The other shoe has dropped. Perhaps. According to the Iraqi prime minister's spokesman, Muntadhar al-Zeidi, the ostensible Iraqi journalist who hurled his shoes at President Bush has apologized for his "ugly act" and asked Prime Minister Nouri al-Maliki to pardon him.
According to spokesman Yassin Majid, Prime Minister Maliki received the letter a day after the shoe-throwing incident had utterly overshadowed the reason for Bush's visit –- the signing of the so-called "SOFA," the status of forces agreement which provides a schedule for America's withdrawal from its unpopular engagement in Iraq and the rules governing America's presence there until then.
The "first day story," of course, was the dramatic shoe throw and the president's artful dodging of the flying projectiles –- a "size 10," Bush joked after the incident. This was followed by the inevitable pictures of Iraqis protesting the journalist's arrest amid burning American flags, jubilant crowds throughout Arab capitals celebrating their new "hero," and offers of millions of dollars from wealthy Arabs eager to acquire one of the iconic shoes. (The shoes have been destroyed in testing for chemical residue, the Iraqi government said Thursday.) Jordan's parliament held a minute of silence in his honor while the head of its foreign affairs committee read an ode to him. A charity headed by Aisha Qaddafi, the daughter of Libya's strongman, whose country the Bush Administration recently removed from the terrorist list, gave Zeidi its "courage award" for what she called his blow for "human rights across the world." Al-Jazeera's hugely popular Web site said that 90 percent of the thousands of comments it got praised Zeidi and condemned Bush as a war criminal who deserved to die – -or as Zeidi called him, a "dog" whose war had killed thousands of Iraqis.
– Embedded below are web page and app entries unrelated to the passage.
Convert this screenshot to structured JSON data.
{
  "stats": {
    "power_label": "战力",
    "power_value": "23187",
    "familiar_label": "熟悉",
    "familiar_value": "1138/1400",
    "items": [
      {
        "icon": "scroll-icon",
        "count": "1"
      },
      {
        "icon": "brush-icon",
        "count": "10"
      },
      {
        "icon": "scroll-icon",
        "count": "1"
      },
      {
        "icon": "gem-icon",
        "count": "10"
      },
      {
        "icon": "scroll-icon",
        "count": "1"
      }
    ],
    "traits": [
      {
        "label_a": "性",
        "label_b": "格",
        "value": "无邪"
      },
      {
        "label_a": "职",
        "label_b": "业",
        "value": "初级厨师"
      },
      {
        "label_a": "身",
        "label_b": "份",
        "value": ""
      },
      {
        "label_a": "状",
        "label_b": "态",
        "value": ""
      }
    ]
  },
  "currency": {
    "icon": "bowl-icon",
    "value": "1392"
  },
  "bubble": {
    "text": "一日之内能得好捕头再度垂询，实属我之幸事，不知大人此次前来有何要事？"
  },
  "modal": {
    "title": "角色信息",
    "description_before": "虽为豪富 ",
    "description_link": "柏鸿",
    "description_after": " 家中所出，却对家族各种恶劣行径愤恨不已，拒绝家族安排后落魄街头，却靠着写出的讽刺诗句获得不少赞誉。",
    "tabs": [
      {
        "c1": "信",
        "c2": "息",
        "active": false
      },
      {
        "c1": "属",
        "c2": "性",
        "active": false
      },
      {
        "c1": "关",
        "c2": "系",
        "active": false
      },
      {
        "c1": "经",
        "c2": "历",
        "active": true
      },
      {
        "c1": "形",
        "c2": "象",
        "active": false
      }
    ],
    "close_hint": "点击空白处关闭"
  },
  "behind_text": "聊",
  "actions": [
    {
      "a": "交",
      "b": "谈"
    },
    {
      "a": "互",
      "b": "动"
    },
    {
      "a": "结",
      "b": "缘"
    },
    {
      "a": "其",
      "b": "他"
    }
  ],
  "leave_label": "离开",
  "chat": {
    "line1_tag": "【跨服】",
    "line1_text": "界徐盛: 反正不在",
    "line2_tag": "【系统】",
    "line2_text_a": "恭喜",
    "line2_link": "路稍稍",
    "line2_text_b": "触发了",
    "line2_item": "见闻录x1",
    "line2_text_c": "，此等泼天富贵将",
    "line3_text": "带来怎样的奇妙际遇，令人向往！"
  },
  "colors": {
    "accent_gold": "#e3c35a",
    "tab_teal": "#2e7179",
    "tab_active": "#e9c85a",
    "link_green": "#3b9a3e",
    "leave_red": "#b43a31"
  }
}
A few American and Arab commentators defended Bush and criticized Zeidi's sabotage, so to speak. K.T. McFarland, a former Pentagon official and fellow FOX Forum columnist, and Nibras Kazimi, an Iraqi who fled Saddam Hussein's brutal regime and now blogs from America for the Hudson Institute, among others, noted that in Saddam's Iraq, Zeidi would be a dead man, along with his family and friends.
But most of the Arab and even the American media exulted in the "Saturday Night Live"-like moment, saying it reflected the depth of Arab hatred of Bush and his war, as well as his unilateralist and pro-Israeli policies in the Middle East.
How disappointed they must all be now that their new-found hero has apparently recanted and issued a groveling plea for clemency. Maliki's spokesman said that Zeidi's letter recalled the "kindness" Maliki had shown him during an interview in 2005 and asked for the same dose again. The 29-year old superstar has had a penchant for putting himself in harm's way. He was apparently detained last year for three days by an unknown militia but eventually released without ransom, and later by American forces, who have yet to comment on the claim. Little is also known about the financiers of al-Baghdadiya, the Cairo-based, privately owned TV station that employs him. Nor do we really know if or why Zeidi chose to recant. His brother is skeptical. Perhaps Zeidi did not relish the idea of spending years in an Iraqi jail for "insulting a foreign leader." Reports that he was too beaten up to appear in court prompted expressions of concern from, paradoxically, the U.S. State Department, which said it would condemn any "unnecessary use of force" against him.
To settle the issue of whether Zeidi did, or did not regret his action and seek forgiveness, the Maliki government should release his letter immediately and grant a limited number of journalists access to him to verify whether or not he wrote it – voluntarily. If he did, the images will undoubtedly outlast his personal fame.